Watch especially from about 4:30, when he starts demonstrating kung fu. Notable details: speed, fluidity, and economy of motion; stillness and ease in the parts of his body not in use; balance and poise: a true master of himself. Also interesting is his description of kung fu starting at 2:00: images of water and flexibility that, in my opinion, apply well to playing the cello. Bruce Lee’s deep study of martial arts led him to many truths of self-mastery. A fantastic read: http://bit.ly/TaoOfJeetKuneDo
The best translation, I think, is: “The perfect is the enemy of the good.” What this means to me, in relation to performing music, is that we should not strive for perfection but, instead, for excellence. Especially in an endeavor where our self-perception conditions our artistic ambitions and determines the manner of our efforts, we cannot afford to approach making music in fear of potential mistakes (the destruction of our aspiration to perfection). If we do, everything we produce will be worse.
For many people, this timid and nervous mindset leads to misuse of themselves and the commission of vastly more errors. Even playing that is free of any overt error will be limited by a cautious mental state and will fall short of the inspiration and artistry that lie within the performer.
We must not allow our inevitable imperfections to limit everything we will ever do to mediocrity. We should strive boldly for positive virtues in spite of any errors, real or imagined. Those who commit themselves to this idea every day gain two advantages: not only do they rid themselves of the destructive tension of playing in a state of fear, but they also develop the habit of taking bold, easy swings at greatness to the point that they will eventually be able to do this (and succeed at it) in public.

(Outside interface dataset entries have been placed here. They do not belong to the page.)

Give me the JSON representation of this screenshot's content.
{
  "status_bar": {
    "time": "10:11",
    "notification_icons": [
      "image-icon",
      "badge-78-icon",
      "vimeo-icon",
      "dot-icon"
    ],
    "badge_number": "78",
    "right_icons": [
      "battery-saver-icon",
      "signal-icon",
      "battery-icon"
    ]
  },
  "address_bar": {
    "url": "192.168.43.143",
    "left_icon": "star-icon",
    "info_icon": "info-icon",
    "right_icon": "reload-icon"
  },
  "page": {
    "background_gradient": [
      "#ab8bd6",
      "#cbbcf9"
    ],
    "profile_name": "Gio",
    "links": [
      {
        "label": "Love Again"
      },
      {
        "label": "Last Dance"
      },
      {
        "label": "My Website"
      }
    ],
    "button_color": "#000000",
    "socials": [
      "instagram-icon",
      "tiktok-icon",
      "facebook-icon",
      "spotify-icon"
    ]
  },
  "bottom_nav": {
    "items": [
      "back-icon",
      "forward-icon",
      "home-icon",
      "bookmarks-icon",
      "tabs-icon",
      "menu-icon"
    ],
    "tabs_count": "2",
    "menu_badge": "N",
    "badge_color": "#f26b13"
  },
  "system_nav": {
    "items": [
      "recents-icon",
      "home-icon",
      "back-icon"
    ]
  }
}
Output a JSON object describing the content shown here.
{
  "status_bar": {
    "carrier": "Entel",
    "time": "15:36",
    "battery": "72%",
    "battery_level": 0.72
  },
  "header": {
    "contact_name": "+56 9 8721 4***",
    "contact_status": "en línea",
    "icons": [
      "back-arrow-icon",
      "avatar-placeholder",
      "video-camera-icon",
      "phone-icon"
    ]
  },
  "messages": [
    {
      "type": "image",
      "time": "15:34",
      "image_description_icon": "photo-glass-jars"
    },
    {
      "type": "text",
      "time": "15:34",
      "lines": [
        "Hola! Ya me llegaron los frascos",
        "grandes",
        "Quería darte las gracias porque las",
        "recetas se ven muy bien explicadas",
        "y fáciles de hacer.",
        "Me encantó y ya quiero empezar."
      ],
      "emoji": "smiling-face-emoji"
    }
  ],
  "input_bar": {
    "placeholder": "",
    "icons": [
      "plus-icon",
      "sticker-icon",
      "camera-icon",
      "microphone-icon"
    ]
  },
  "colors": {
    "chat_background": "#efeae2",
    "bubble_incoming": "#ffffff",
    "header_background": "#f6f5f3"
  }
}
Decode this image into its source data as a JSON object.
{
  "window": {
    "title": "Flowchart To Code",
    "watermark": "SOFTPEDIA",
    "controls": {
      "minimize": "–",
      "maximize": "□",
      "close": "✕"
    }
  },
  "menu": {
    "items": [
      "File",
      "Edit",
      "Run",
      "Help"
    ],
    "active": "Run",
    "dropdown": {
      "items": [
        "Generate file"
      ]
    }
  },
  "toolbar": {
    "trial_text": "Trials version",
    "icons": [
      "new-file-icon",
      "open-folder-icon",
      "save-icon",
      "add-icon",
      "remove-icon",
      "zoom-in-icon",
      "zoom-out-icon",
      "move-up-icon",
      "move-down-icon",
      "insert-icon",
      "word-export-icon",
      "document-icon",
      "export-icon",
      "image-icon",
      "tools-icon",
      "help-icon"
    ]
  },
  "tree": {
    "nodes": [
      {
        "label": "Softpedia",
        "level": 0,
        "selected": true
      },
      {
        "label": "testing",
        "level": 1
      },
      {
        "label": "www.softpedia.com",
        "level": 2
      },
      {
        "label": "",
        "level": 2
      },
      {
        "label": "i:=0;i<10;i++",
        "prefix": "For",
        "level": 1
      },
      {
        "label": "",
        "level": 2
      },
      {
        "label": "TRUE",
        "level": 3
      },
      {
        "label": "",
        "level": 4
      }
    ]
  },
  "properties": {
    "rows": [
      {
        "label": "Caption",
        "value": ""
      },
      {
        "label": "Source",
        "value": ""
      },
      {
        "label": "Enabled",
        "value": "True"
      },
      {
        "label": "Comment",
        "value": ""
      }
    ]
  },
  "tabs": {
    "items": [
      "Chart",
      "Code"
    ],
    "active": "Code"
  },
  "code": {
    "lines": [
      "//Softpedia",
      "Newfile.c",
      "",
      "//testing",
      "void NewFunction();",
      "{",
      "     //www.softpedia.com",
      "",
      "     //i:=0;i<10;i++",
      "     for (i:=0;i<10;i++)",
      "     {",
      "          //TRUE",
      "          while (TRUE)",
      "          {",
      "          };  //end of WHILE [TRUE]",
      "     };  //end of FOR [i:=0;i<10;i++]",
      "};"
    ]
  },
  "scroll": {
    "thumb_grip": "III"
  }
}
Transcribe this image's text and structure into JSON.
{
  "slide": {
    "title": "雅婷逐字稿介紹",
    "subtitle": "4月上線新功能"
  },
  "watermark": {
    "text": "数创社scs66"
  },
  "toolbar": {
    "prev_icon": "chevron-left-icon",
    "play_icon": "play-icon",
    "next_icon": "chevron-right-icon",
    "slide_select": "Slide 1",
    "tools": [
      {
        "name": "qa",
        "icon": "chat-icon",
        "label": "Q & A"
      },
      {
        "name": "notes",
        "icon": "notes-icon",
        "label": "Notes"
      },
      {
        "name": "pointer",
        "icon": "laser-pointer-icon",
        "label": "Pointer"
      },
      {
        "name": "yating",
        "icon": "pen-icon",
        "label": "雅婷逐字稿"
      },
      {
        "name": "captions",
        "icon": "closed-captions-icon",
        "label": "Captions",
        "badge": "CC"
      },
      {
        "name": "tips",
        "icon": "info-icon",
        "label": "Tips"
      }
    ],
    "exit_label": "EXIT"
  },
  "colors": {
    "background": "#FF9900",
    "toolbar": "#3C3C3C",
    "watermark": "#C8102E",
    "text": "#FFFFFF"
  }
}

This is not an excuse for sloppy playing or poor practicing, but an assertion that we should aspire to excellence, attaching ourselves to our best abilities and most positive intentions.
A list of key concerns for practicing the cello, in order of priority:
Ease: practicing playing in a relaxed and focused way (creating a productive context in which to learn and build specific playing habits)
Rightness: ensuring that the habits formed are good ones; practicing playing well as opposed to practicing playing badly (good use of self and technique; good sound, intonation, and musicianship)
Complexity: bringing together many simple, right elements in increasingly layered and coordinated ways (completeness, speed).
Notice that achieving the final product (the complete music, the full tempo, the end goal of our practice) is last on this list of priorities. By maintaining the first two priorities above the third, we arrive at our end goal most efficiently.